Public-private partnership burns the public

Victor Joecks

There are many reasons why Nevada's state government should avoid public-private partnerships, unless government is privatizing or outsourcing an essential service.

Two philosophical reasons stand out. One, the government has a unique and important, but limited, role. Government's job is to provide a few core services, including (for state government) public safety, K-12 education and a basic safety net. Government's job isn't to create jobs or build things like sports stadiums. Two, the government shouldn't be picking the winners and losers in the economy. Its role is to referee, not participate in the business world.

If the philosophical arguments don't convince you, consider what happens when government oversteps its bounds – the government (read: the public) gets burned.


The Legislative Interim Finance Committee agreed Thursday to shift $176,000 out of a reserve account to pay a national law firm to protect the state in the bankruptcy proceedings of the Las Vegas Monorail.

Bonds for $650 million were issued through the state Department of Business and Industry to build the 3.9 mile system that runs between casinos on the Strip and the Las Vegas Convention Authority.

Lon DeWeese, chief financial officer for the state housing division, told the committee that the state was only the conduit for the issuance of the bonds. But hundreds of millions of dollars are owed the bond holders who invested in the project. …

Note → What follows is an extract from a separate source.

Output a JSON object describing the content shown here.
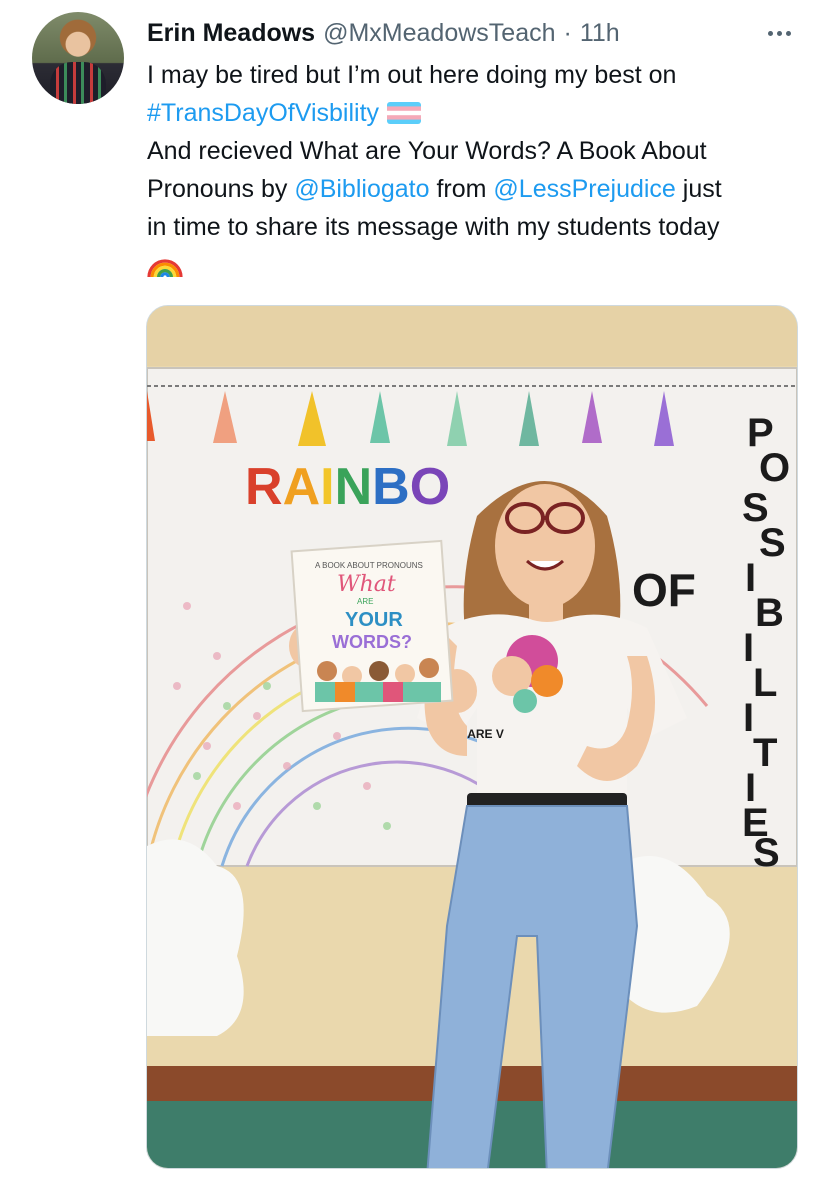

Horsey said Guinn also insisted that a highly rated insurance company be hired to make sure the bonds were covered. He said Ambac Financial Group, a triple "A" company, was employed. But now Ambac is also in bankruptcy.

Read the whole thing to get a complete sense of how taxpayers are getting soaked (and could be on the hook for hundreds of millions). All this happened despite the best-laid plans of those in charge at the time.

And this happens because all business ventures contain an element of risk. There is no sure thing in the business world, which is why no one should be forced (through the government using your tax dollars) to invest in something.

This is why principles are so important. No one knows the future, but sticking to the time-tested principles of limited government protects taxpayers from paying for the mistakes of yesterday.

Update 2/8/2011: My collegue, Geoffrey Lawrence, made an excellent point to by email. Public-private partnerships have a valuable role in a different context. If the government decides to outsource the provision of a core service to a private company, that's a worthwhile public-private partnership.

What's objectionable is when a public-private partnership is used to do something outside the core functions of government or when the government picks the winners and losers in the economy.

I've made a small change in the above text to reflect this point.